You were paid, you left, you're not being paid to do it now.
Time to move on to new pastures.
Of course, with more users means more bug reports, feature requests, and contributions. Because the project has been put on the back burner by the company, most of these issues go unanswered for months. It pains me to see this and I would like to keep contributing to something in which I still see merit.
This is a psychological issue. You feel a sense of responsibility and ownership towards the project you worked hard on. However you did not own it and your responsibility de facto ended when you left.
You're having trouble letting go, but in the course of your career you'll find you have to leave maybe hundreds of projects you invested time in (and got paid for !) and they'll all need more work. You can't keep them all.

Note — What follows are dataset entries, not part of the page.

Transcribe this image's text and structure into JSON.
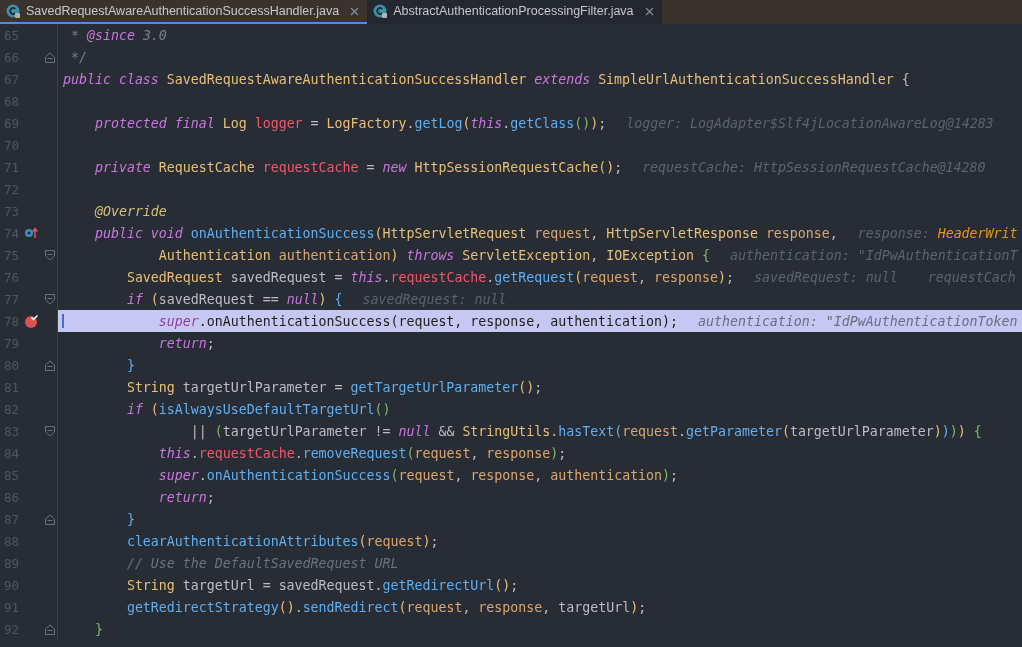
{
  "tabs": [
    {
      "label": "SavedRequestAwareAuthenticationSuccessHandler.java",
      "selected": true
    },
    {
      "label": "AbstractAuthenticationProcessingFilter.java",
      "selected": false
    }
  ],
  "editor": {
    "lines": [
      {
        "number": "65",
        "current": false,
        "fold_start": false,
        "fold_end": false,
        "breakpoint": false,
        "override": false,
        "tokens": [
          {
            "kind": "d",
            "text": " * "
          },
          {
            "kind": "dt",
            "text": "@since"
          },
          {
            "kind": "d",
            "text": " 3.0"
          }
        ]
      },
      {
        "number": "66",
        "current": false,
        "fold_start": false,
        "fold_end": true,
        "breakpoint": false,
        "override": false,
        "tokens": [
          {
            "kind": "d",
            "text": " */"
          }
        ]
      },
      {
        "number": "67",
        "current": false,
        "fold_start": false,
        "fold_end": false,
        "breakpoint": false,
        "override": false,
        "tokens": [
          {
            "kind": "kw",
            "text": "public class "
          },
          {
            "kind": "ty",
            "text": "SavedRequestAwareAuthenticationSuccessHandler "
          },
          {
            "kind": "kw",
            "text": "extends "
          },
          {
            "kind": "ty",
            "text": "SimpleUrlAuthenticationSuccessHandler"
          },
          {
            "kind": "p",
            "text": " {"
          }
        ]
      },
      {
        "number": "68",
        "current": false,
        "fold_start": false,
        "fold_end": false,
        "breakpoint": false,
        "override": false
      },
      {
        "number": "69",
        "current": false,
        "fold_start": false,
        "fold_end": false,
        "breakpoint": false,
        "override": false,
        "tokens": [
          {
            "kind": "kw",
            "text": "    protected final "
          },
          {
            "kind": "ty",
            "text": "Log "
          },
          {
            "kind": "f",
            "text": "logger"
          },
          {
            "kind": "p",
            "text": " = "
          },
          {
            "kind": "ty",
            "text": "LogFactory"
          },
          {
            "kind": "p",
            "text": "."
          },
          {
            "kind": "m",
            "text": "getLog"
          },
          {
            "kind": "b1",
            "text": "("
          },
          {
            "kind": "kw",
            "text": "this"
          },
          {
            "kind": "p",
            "text": "."
          },
          {
            "kind": "m",
            "text": "getClass"
          },
          {
            "kind": "b2",
            "text": "()"
          },
          {
            "kind": "b1",
            "text": ")"
          },
          {
            "kind": "p",
            "text": ";"
          }
        ],
        "hints": [
          {
            "parts": [
              {
                "kind": "h",
                "text": "logger: LogAdapter$Slf4jLocationAwareLog@14283"
              }
            ]
          }
        ]
      },
      {
        "number": "70",
        "current": false,
        "fold_start": false,
        "fold_end": false,
        "breakpoint": false,
        "override": false
      },
      {
        "number": "71",
        "current": false,
        "fold_start": false,
        "fold_end": false,
        "breakpoint": false,
        "override": false,
        "tokens": [
          {
            "kind": "kw",
            "text": "    private "
          },
          {
            "kind": "ty",
            "text": "RequestCache "
          },
          {
            "kind": "f",
            "text": "requestCache"
          },
          {
            "kind": "p",
            "text": " = "
          },
          {
            "kind": "kw",
            "text": "new "
          },
          {
            "kind": "ty",
            "text": "HttpSessionRequestCache"
          },
          {
            "kind": "b1",
            "text": "()"
          },
          {
            "kind": "p",
            "text": ";"
          }
        ],
        "hints": [
          {
            "parts": [
              {
                "kind": "h",
                "text": "requestCache: HttpSessionRequestCache@14280"
              }
            ]
          }
        ]
      },
      {
        "number": "72",
        "current": false,
        "fold_start": false,
        "fold_end": false,
        "breakpoint": false,
        "override": false
      },
      {
        "number": "73",
        "current": false,
        "fold_start": false,
        "fold_end": false,
        "breakpoint": false,
        "override": false,
        "tokens": [
          {
            "kind": "a",
            "text": "    @Override"
          }
        ]
      },
      {
        "number": "74",
        "current": false,
        "fold_start": false,
        "fold_end": false,
        "breakpoint": false,
        "override": true,
        "tokens": [
          {
            "kind": "kw",
            "text": "    public void "
          },
          {
            "kind": "m",
            "text": "onAuthenticationSuccess"
          },
          {
            "kind": "b1",
            "text": "("
          },
          {
            "kind": "ty",
            "text": "HttpServletRequest "
          },
          {
            "kind": "v",
            "text": "request"
          },
          {
            "kind": "p",
            "text": ", "
          },
          {
            "kind": "ty",
            "text": "HttpServletResponse "
          },
          {
            "kind": "v",
            "text": "response"
          },
          {
            "kind": "p",
            "text": ","
          }
        ],
        "hints": [
          {
            "parts": [
              {
                "kind": "h",
                "text": "response: "
              },
              {
                "kind": "hv",
                "text": "HeaderWrit"
              }
            ]
          }
        ]
      },
      {
        "number": "75",
        "current": false,
        "fold_start": true,
        "fold_end": false,
        "breakpoint": false,
        "override": false,
        "tokens": [
          {
            "kind": "ty",
            "text": "            Authentication "
          },
          {
            "kind": "v",
            "text": "authentication"
          },
          {
            "kind": "b1",
            "text": ")"
          },
          {
            "kind": "kw",
            "text": " throws "
          },
          {
            "kind": "ty",
            "text": "ServletException"
          },
          {
            "kind": "p",
            "text": ", "
          },
          {
            "kind": "ty",
            "text": "IOException "
          },
          {
            "kind": "b2",
            "text": "{"
          }
        ],
        "hints": [
          {
            "parts": [
              {
                "kind": "h",
                "text": "authentication: \"IdPwAuthenticationT"
              }
            ]
          }
        ]
      },
      {
        "number": "76",
        "current": false,
        "fold_start": false,
        "fold_end": false,
        "breakpoint": false,
        "override": false,
        "tokens": [
          {
            "kind": "ty",
            "text": "        SavedRequest"
          },
          {
            "kind": "p",
            "text": " savedRequest = "
          },
          {
            "kind": "kw",
            "text": "this"
          },
          {
            "kind": "p",
            "text": "."
          },
          {
            "kind": "f",
            "text": "requestCache"
          },
          {
            "kind": "p",
            "text": "."
          },
          {
            "kind": "m",
            "text": "getRequest"
          },
          {
            "kind": "b1",
            "text": "("
          },
          {
            "kind": "v",
            "text": "request"
          },
          {
            "kind": "p",
            "text": ", "
          },
          {
            "kind": "v",
            "text": "response"
          },
          {
            "kind": "b1",
            "text": ")"
          },
          {
            "kind": "p",
            "text": ";"
          }
        ],
        "hints": [
          {
            "parts": [
              {
                "kind": "h",
                "text": "savedRequest: null"
              }
            ]
          },
          {
            "parts": [
              {
                "kind": "h",
                "text": "requestCach"
              }
            ]
          }
        ]
      },
      {
        "number": "77",
        "current": false,
        "fold_start": true,
        "fold_end": false,
        "breakpoint": false,
        "override": false,
        "tokens": [
          {
            "kind": "kw",
            "text": "        if "
          },
          {
            "kind": "b1",
            "text": "("
          },
          {
            "kind": "p",
            "text": "savedRequest == "
          },
          {
            "kind": "kw",
            "text": "null"
          },
          {
            "kind": "b1",
            "text": ")"
          },
          {
            "kind": "b3",
            "text": " {"
          }
        ],
        "hints": [
          {
            "parts": [
              {
                "kind": "h",
                "text": "savedRequest: null"
              }
            ]
          }
        ]
      },
      {
        "number": "78",
        "current": true,
        "fold_start": false,
        "fold_end": false,
        "breakpoint": true,
        "override": false,
        "tokens": [
          {
            "kind": "kw",
            "text": "            super"
          },
          {
            "kind": "p",
            "text": ".onAuthenticationSuccess(request, response, authentication);"
          }
        ],
        "hints": [
          {
            "parts": [
              {
                "kind": "h",
                "text": "authentication: \"IdPwAuthenticationToken"
              }
            ]
          }
        ]
      },
      {
        "number": "79",
        "current": false,
        "fold_start": false,
        "fold_end": false,
        "breakpoint": false,
        "override": false,
        "tokens": [
          {
            "kind": "kw",
            "text": "            return"
          },
          {
            "kind": "p",
            "text": ";"
          }
        ]
      },
      {
        "number": "80",
        "current": false,
        "fold_start": false,
        "fold_end": true,
        "breakpoint": false,
        "override": false,
        "tokens": [
          {
            "kind": "b3",
            "text": "        }"
          }
        ]
      },
      {
        "number": "81",
        "current": false,
        "fold_start": false,
        "fold_end": false,
        "breakpoint": false,
        "override": false,
        "tokens": [
          {
            "kind": "ty",
            "text": "        String"
          },
          {
            "kind": "p",
            "text": " targetUrlParameter = "
          },
          {
            "kind": "m",
            "text": "getTargetUrlParameter"
          },
          {
            "kind": "b1",
            "text": "()"
          },
          {
            "kind": "p",
            "text": ";"
          }
        ]
      },
      {
        "number": "82",
        "current": false,
        "fold_start": false,
        "fold_end": false,
        "breakpoint": false,
        "override": false,
        "tokens": [
          {
            "kind": "kw",
            "text": "        if "
          },
          {
            "kind": "b1",
            "text": "("
          },
          {
            "kind": "m",
            "text": "isAlwaysUseDefaultTargetUrl"
          },
          {
            "kind": "b2",
            "text": "()"
          }
        ]
      },
      {
        "number": "83",
        "current": false,
        "fold_start": true,
        "fold_end": false,
        "breakpoint": false,
        "override": false,
        "tokens": [
          {
            "kind": "p",
            "text": "                || "
          },
          {
            "kind": "b2",
            "text": "("
          },
          {
            "kind": "p",
            "text": "targetUrlParameter != "
          },
          {
            "kind": "kw",
            "text": "null"
          },
          {
            "kind": "p",
            "text": " && "
          },
          {
            "kind": "ty",
            "text": "StringUtils"
          },
          {
            "kind": "p",
            "text": "."
          },
          {
            "kind": "m",
            "text": "hasText"
          },
          {
            "kind": "b3",
            "text": "("
          },
          {
            "kind": "v",
            "text": "request"
          },
          {
            "kind": "p",
            "text": "."
          },
          {
            "kind": "m",
            "text": "getParameter"
          },
          {
            "kind": "b1",
            "text": "("
          },
          {
            "kind": "p",
            "text": "targetUrlParameter"
          },
          {
            "kind": "b1",
            "text": ")"
          },
          {
            "kind": "b3",
            "text": ")"
          },
          {
            "kind": "b2",
            "text": ")"
          },
          {
            "kind": "b1",
            "text": ")"
          },
          {
            "kind": "b2",
            "text": " {"
          }
        ]
      },
      {
        "number": "84",
        "current": false,
        "fold_start": false,
        "fold_end": false,
        "breakpoint": false,
        "override": false,
        "tokens": [
          {
            "kind": "kw",
            "text": "            this"
          },
          {
            "kind": "p",
            "text": "."
          },
          {
            "kind": "f",
            "text": "requestCache"
          },
          {
            "kind": "p",
            "text": "."
          },
          {
            "kind": "m",
            "text": "removeRequest"
          },
          {
            "kind": "b2",
            "text": "("
          },
          {
            "kind": "v",
            "text": "request"
          },
          {
            "kind": "p",
            "text": ", "
          },
          {
            "kind": "v",
            "text": "response"
          },
          {
            "kind": "b2",
            "text": ")"
          },
          {
            "kind": "p",
            "text": ";"
          }
        ]
      },
      {
        "number": "85",
        "current": false,
        "fold_start": false,
        "fold_end": false,
        "breakpoint": false,
        "override": false,
        "tokens": [
          {
            "kind": "kw",
            "text": "            super"
          },
          {
            "kind": "p",
            "text": "."
          },
          {
            "kind": "m",
            "text": "onAuthenticationSuccess"
          },
          {
            "kind": "b2",
            "text": "("
          },
          {
            "kind": "v",
            "text": "request"
          },
          {
            "kind": "p",
            "text": ", "
          },
          {
            "kind": "v",
            "text": "response"
          },
          {
            "kind": "p",
            "text": ", "
          },
          {
            "kind": "v",
            "text": "authentication"
          },
          {
            "kind": "b2",
            "text": ")"
          },
          {
            "kind": "p",
            "text": ";"
          }
        ]
      },
      {
        "number": "86",
        "current": false,
        "fold_start": false,
        "fold_end": false,
        "breakpoint": false,
        "override": false,
        "tokens": [
          {
            "kind": "kw",
            "text": "            return"
          },
          {
            "kind": "p",
            "text": ";"
          }
        ]
      },
      {
        "number": "87",
        "current": false,
        "fold_start": false,
        "fold_end": true,
        "breakpoint": false,
        "override": false,
        "tokens": [
          {
            "kind": "b3",
            "text": "        }"
          }
        ]
      },
      {
        "number": "88",
        "current": false,
        "fold_start": false,
        "fold_end": false,
        "breakpoint": false,
        "override": false,
        "tokens": [
          {
            "kind": "m",
            "text": "        clearAuthenticationAttributes"
          },
          {
            "kind": "b1",
            "text": "("
          },
          {
            "kind": "v",
            "text": "request"
          },
          {
            "kind": "b1",
            "text": ")"
          },
          {
            "kind": "p",
            "text": ";"
          }
        ]
      },
      {
        "number": "89",
        "current": false,
        "fold_start": false,
        "fold_end": false,
        "breakpoint": false,
        "override": false,
        "tokens": [
          {
            "kind": "c",
            "text": "        // Use the DefaultSavedRequest URL"
          }
        ]
      },
      {
        "number": "90",
        "current": false,
        "fold_start": false,
        "fold_end": false,
        "breakpoint": false,
        "override": false,
        "tokens": [
          {
            "kind": "ty",
            "text": "        String"
          },
          {
            "kind": "p",
            "text": " targetUrl = savedRequest."
          },
          {
            "kind": "m",
            "text": "getRedirectUrl"
          },
          {
            "kind": "b1",
            "text": "()"
          },
          {
            "kind": "p",
            "text": ";"
          }
        ]
      },
      {
        "number": "91",
        "current": false,
        "fold_start": false,
        "fold_end": false,
        "breakpoint": false,
        "override": false,
        "tokens": [
          {
            "kind": "m",
            "text": "        getRedirectStrategy"
          },
          {
            "kind": "b1",
            "text": "()"
          },
          {
            "kind": "p",
            "text": "."
          },
          {
            "kind": "m",
            "text": "sendRedirect"
          },
          {
            "kind": "b1",
            "text": "("
          },
          {
            "kind": "v",
            "text": "request"
          },
          {
            "kind": "p",
            "text": ", "
          },
          {
            "kind": "v",
            "text": "response"
          },
          {
            "kind": "p",
            "text": ", targetUrl"
          },
          {
            "kind": "b1",
            "text": ")"
          },
          {
            "kind": "p",
            "text": ";"
          }
        ]
      },
      {
        "number": "92",
        "current": false,
        "fold_start": false,
        "fold_end": true,
        "breakpoint": false,
        "override": false,
        "tokens": [
          {
            "kind": "b2",
            "text": "    }"
          }
        ]
      }
    ]
  }
}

My question is: Should I keep contributing to an open source project which belongs to a company I no longer work for, and if so how?

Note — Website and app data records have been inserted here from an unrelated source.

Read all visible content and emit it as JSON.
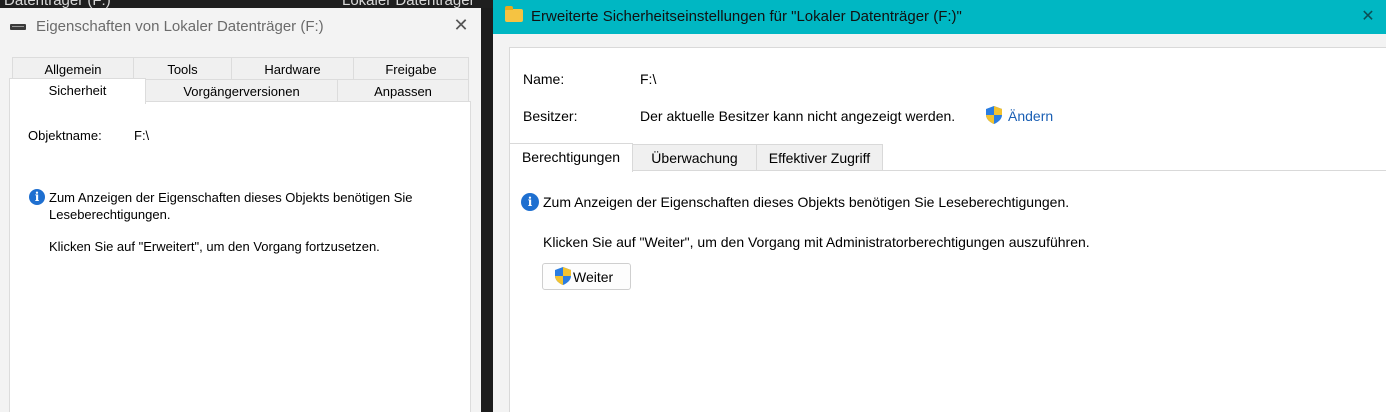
{
  "background_window": {
    "title_left": "Datenträger (F:)",
    "title_right": "Lokaler Datenträger"
  },
  "left_dialog": {
    "title": "Eigenschaften von Lokaler Datenträger (F:)",
    "close": "✕",
    "tabs_row1": [
      "Allgemein",
      "Tools",
      "Hardware",
      "Freigabe"
    ],
    "tabs_row2": [
      "Sicherheit",
      "Vorgängerversionen",
      "Anpassen"
    ],
    "active_tab": "Sicherheit",
    "object_label": "Objektname:",
    "object_value": "F:\\",
    "info_line1": "Zum Anzeigen der Eigenschaften dieses Objekts benötigen Sie",
    "info_line2": "Leseberechtigungen.",
    "hint": "Klicken Sie auf \"Erweitert\", um den Vorgang fortzusetzen."
  },
  "right_dialog": {
    "title": "Erweiterte Sicherheitseinstellungen für \"Lokaler Datenträger (F:)\"",
    "close": "✕",
    "accent_color": "#00b7c3",
    "name_label": "Name:",
    "name_value": "F:\\",
    "owner_label": "Besitzer:",
    "owner_value": "Der aktuelle Besitzer kann nicht angezeigt werden.",
    "change_link": "Ändern",
    "tabs": [
      "Berechtigungen",
      "Überwachung",
      "Effektiver Zugriff"
    ],
    "active_tab": "Berechtigungen",
    "info": "Zum Anzeigen der Eigenschaften dieses Objekts benötigen Sie Leseberechtigungen.",
    "hint": "Klicken Sie auf \"Weiter\", um den Vorgang mit Administratorberechtigungen auszuführen.",
    "continue_button": "Weiter"
  }
}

No you should not.
It's not practical and you are working for free. Never work on what is in fact a commercial project very loosely pretending to be open source.

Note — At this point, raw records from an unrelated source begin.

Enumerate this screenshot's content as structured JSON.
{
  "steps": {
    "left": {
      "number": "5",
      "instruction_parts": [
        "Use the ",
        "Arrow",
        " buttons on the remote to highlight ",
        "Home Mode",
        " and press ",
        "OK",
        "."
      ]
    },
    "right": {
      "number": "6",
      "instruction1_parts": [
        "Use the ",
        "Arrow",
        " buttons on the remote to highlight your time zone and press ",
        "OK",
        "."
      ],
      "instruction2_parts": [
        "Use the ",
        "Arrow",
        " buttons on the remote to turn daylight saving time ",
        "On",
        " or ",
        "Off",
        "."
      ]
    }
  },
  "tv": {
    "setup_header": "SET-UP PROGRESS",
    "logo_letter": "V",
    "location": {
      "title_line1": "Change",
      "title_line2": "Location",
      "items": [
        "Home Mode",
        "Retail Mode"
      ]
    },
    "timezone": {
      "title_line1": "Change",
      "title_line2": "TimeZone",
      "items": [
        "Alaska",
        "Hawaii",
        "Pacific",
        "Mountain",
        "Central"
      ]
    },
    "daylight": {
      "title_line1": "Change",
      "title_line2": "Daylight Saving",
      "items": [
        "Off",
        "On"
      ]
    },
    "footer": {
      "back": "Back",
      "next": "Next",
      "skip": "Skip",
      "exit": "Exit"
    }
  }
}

Naturally, I am no longer an admin on the project so I can't merge/close PRs. I'm reluctant to answer issues directly as it might give the impression that I'm still part of the organization. I've considered forking it under my username and continuing development, but fear it would seem in bad faith (like I'm trying to "steal" their users).
If it's really open source then forking is something they have to cope with. There's no need for guilt.
Note that they would not be operating (or claiming to operate) an open source model of development unless it was beneficial to them. Companies get something from this process, even if it just makes them look "friendly" from the outside.
You can fork with a clear conscience if you really, really want to.
EDIT: All the repos are Apache 2.0 as of this moment. The project consists of a desktop application which contains the name of the company and two libraries which are branding agnostic. The company does not de facto accept pull request from third parties.
Not accepting pull requests from third parties suggests it's not really being done as a proper open source project (at least in my mind). While there's no obligation to accept third party contributions in your own branch, it's pointless operating "open source" if you just blanket ignore such contributions.
From a practical point of view this means you cannot continue contributing to that project. You can fork it and create your own version which will become a different project (as they won't merge your contributions anyway).
EDIT 2: I'm still very close with most of the people at the company and left on very good terms. Current maintainers still ask me technical questions about the project, which has lead to some tongue-in-cheek remarks from my former bosses about me "working for free". They aren't open to paying me part time to maintain the repo. The reason I feel compelled to keep working on this is because of the domain knowledge I've accumulated; it's likely no one else knows as much as I do.
You are a working developer who gets the money they need to eat, drink, be housed and clothed from coding. Keep that in mind.
While it's perfectly reasonable to maintain contact and answer the occasional technical question with colleagues (that's just networking - a good thing to do as long as it flows both ways), if you're really operating as an unpaid consultant then you need to put the brakes on this.
Don't drift into becoming an unpaid worker for your former employer.
You left the company and all the work it did behind. You need to accept this as a fact and move on mentally.